Problem statement
Your answer should be every line with the word "speech", copied from the data below.

Records drawn from a dataset
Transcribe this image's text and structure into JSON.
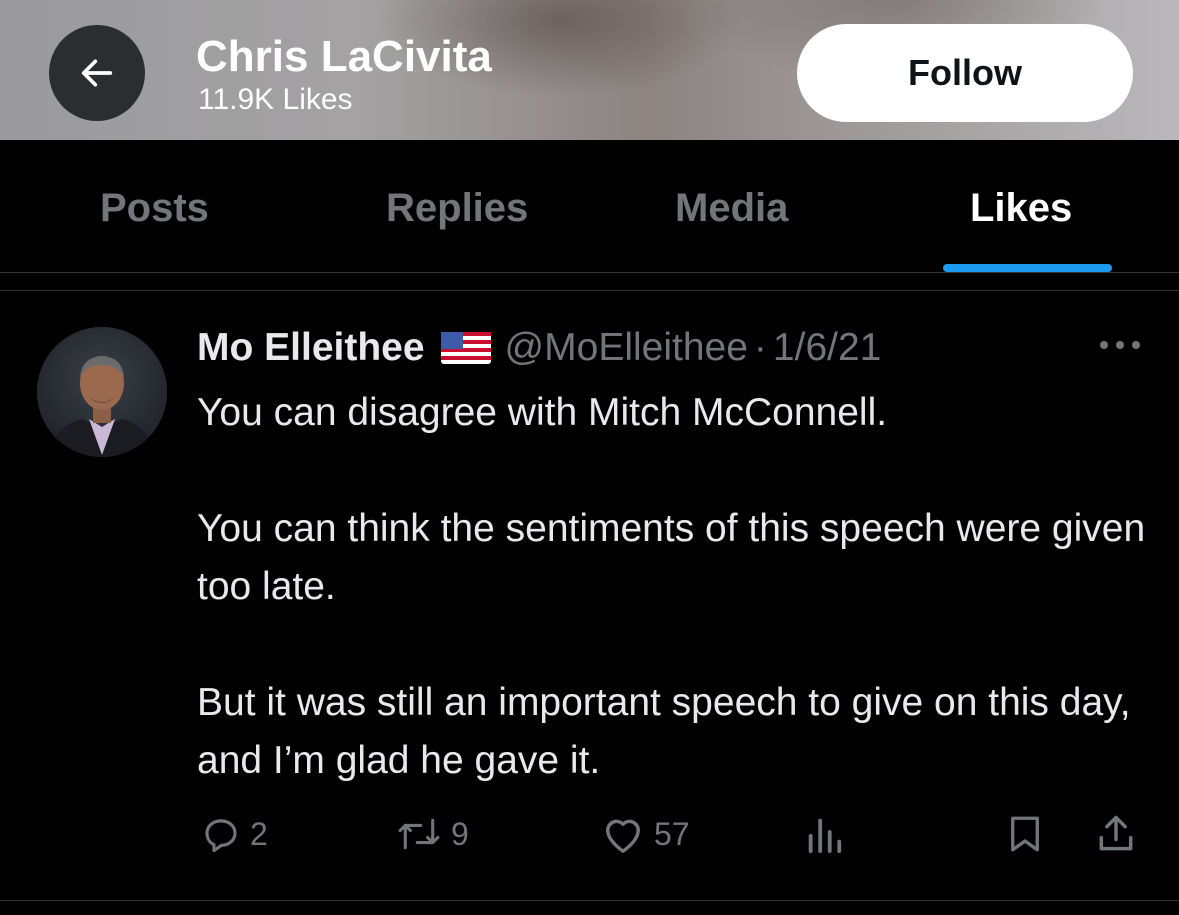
{
  "header": {
    "name": "Chris LaCivita",
    "likes_count": "11.9K Likes",
    "follow_label": "Follow",
    "back_icon": "arrow-left-icon"
  },
  "tabs": [
    {
      "label": "Posts",
      "active": false
    },
    {
      "label": "Replies",
      "active": false
    },
    {
      "label": "Media",
      "active": false
    },
    {
      "label": "Likes",
      "active": true
    }
  ],
  "tweet": {
    "author": "Mo Elleithee",
    "flag_icon": "us-flag-icon",
    "handle": "@MoElleithee",
    "separator": "·",
    "date": "1/6/21",
    "paragraphs": [
      "You can disagree with Mitch McConnell.",
      "You can think the sentiments of this speech were given too late.",
      "But it was still an important speech to give on this day, and I’m glad he gave it."
    ],
    "actions": {
      "replies": "2",
      "reposts": "9",
      "likes": "57"
    }
  },
  "colors": {
    "accent": "#1d9bf0",
    "muted": "#71767b",
    "text": "#e7e9ea",
    "background": "#000000"
  }
}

Answer box
      "You can think the sentiments of this speech were given too late.",
      "But it was still an important speech to give on this day, and I’m glad he gave it."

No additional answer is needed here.